[[ Dataset records open ]]

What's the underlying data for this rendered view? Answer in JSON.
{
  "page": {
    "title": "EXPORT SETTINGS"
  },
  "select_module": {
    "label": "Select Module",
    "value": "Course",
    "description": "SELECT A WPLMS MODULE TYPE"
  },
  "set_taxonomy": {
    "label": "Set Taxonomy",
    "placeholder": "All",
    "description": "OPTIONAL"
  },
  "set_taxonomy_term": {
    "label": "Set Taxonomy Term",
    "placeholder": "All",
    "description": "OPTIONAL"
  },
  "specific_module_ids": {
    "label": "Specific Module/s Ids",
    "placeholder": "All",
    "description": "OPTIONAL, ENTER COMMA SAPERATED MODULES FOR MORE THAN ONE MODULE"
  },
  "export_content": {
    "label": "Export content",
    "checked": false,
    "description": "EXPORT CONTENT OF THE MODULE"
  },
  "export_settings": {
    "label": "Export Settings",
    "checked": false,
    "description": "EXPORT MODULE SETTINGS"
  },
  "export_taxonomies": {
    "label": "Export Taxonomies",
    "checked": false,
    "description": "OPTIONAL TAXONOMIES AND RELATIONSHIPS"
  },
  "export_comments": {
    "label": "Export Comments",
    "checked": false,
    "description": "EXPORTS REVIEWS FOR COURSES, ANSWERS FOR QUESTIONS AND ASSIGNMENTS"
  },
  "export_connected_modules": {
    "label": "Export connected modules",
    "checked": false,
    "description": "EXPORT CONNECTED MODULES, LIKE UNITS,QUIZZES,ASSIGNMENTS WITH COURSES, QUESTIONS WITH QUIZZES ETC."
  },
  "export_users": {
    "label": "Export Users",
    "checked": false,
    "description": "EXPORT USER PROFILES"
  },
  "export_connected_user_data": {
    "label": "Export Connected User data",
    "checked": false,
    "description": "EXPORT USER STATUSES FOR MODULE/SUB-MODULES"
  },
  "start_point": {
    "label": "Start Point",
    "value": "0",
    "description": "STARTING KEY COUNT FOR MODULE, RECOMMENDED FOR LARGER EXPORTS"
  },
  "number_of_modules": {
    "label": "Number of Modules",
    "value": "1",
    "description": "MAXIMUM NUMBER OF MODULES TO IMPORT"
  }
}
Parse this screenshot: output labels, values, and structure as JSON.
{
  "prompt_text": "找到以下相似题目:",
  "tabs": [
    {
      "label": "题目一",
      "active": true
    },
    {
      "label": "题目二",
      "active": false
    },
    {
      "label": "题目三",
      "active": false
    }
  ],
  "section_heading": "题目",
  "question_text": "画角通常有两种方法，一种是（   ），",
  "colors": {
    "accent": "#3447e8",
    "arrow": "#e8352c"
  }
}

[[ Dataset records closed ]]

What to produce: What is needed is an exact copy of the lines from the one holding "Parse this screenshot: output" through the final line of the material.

Result of the exercise:
Parse this screenshot: output labels, values, and structure as JSON.
{
  "prompt_text": "找到以下相似题目:",
  "tabs": [
    {
      "label": "题目一",
      "active": true
    },
    {
      "label": "题目二",
      "active": false
    },
    {
      "label": "题目三",
      "active": false
    }
  ],
  "section_heading": "题目",
  "question_text": "画角通常有两种方法，一种是（   ），",
  "colors": {
    "accent": "#3447e8",
    "arrow": "#e8352c"
  }
}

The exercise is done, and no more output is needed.